  • Chevrolet once wrote a press release using only emojis to generate buzz for the launch of the new Chevrolet Cruze. However, the next day, they made sure to provide the translation from Emoji into English, just in case someone didn't get it!

emoji blog imageImage credit: General Motors

Why you should use emojis with care

While you probably don’t want to go as far as Chevrolet, you still might consider using emojis in your brand communications, especially in social media and online content. Maybe you are planning to launch a global campaign with emojis in order to remove language barriers, like Pepsi.

However, you should be aware of the fact that some emojis do need to be used with caution when addressing culturally diverse audiences. Hand gestures can have completely different interpretations in different countries. And emoji keyboards are full of them! This is just one more reason to localize your content!

Emojis that can be controversial with global audiences

thumbs up

Thumbs Up Emoji

The thumbs up gesture is a common sign of approval in most Western countries, and Facebook has probably done a lot to spread its positive connotations worldwide. However, it can still be perceived as an offensive gesture in countries like Thailand or Iran.

ok emoji

A-OK Emoji

Mostly understood as a positive sign in Western cultures (scuba divers use it to confirm there are no problems), its meaning can differ across countries and regions. In Brazil and Turkey, for example, it can be considered as slang or an insult.

Raised hand

Raised Hand with Fingers Splayed Emoji

Apparently, an innocent raised hand or high-five gesture. In Greece, however, it could be interpreted as the moutza: a gesture that is traditionally used to insult the person in front of you by showing the palm of your hand with the fingers open.

eggplant emoji

Eggplant Emoji

Instagram satisfied the demands of many users by allowing them to tag emojis as hashtags. In this update, the eggplant emoji was left out for being consistently used on sexual content that violates Instagram’s community guidelines.

If you want to learn more about when to use and when to avoid emojis, take a look at this article from Contently. If you have any questions about using emojis in your translated content, our team of translators and project managers can help you adapt your content to new markets.
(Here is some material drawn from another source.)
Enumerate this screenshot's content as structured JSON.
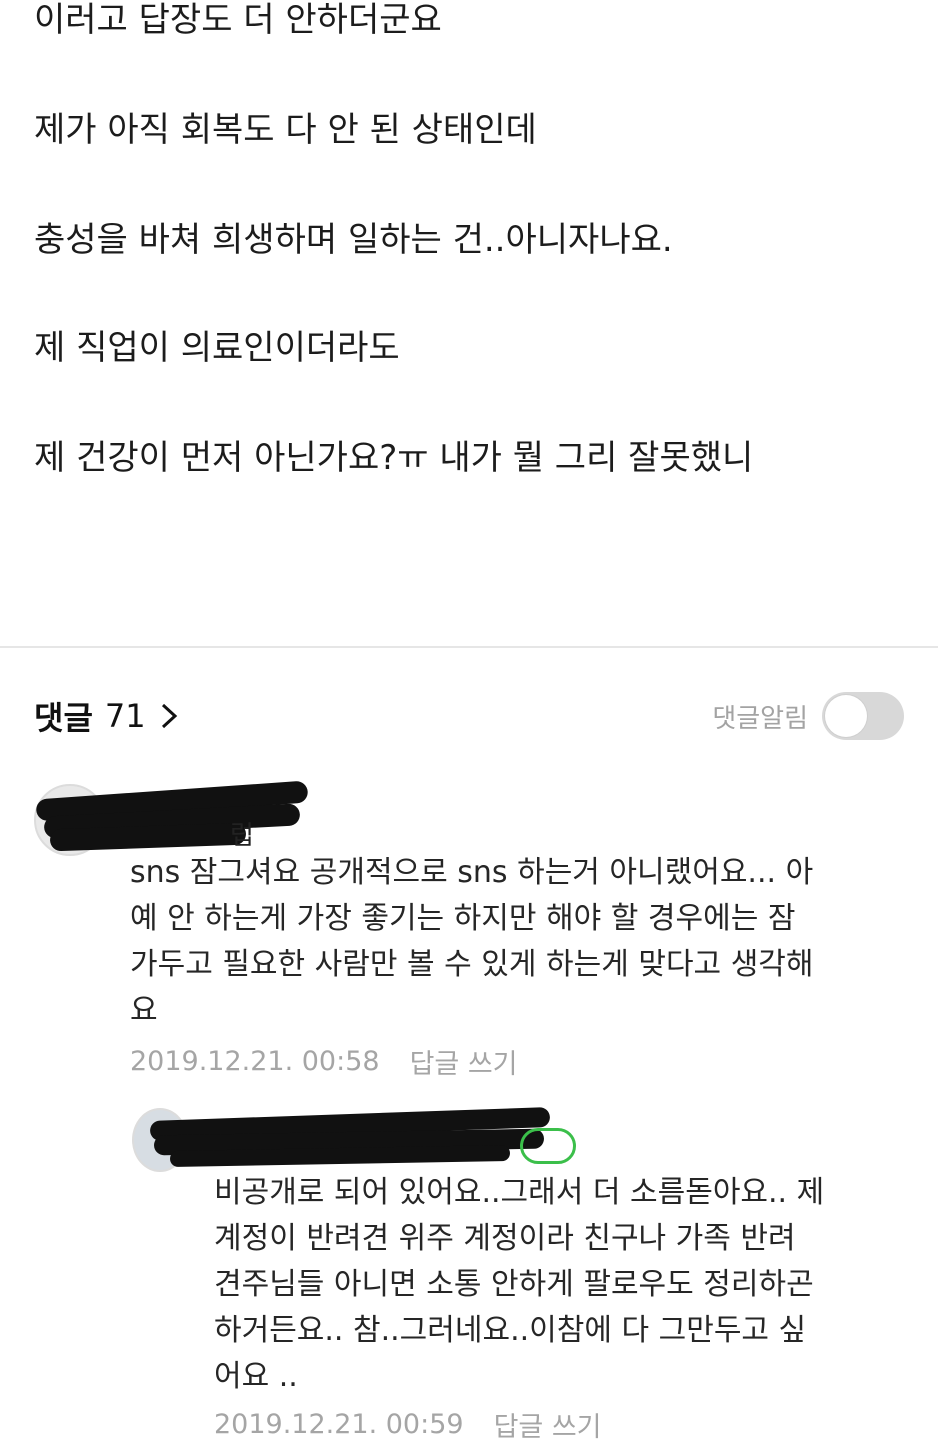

Our translators all translate exclusively into their native language and completely understand the local culture, so you can rest assured that your content, including emojis, will be perfectly localized.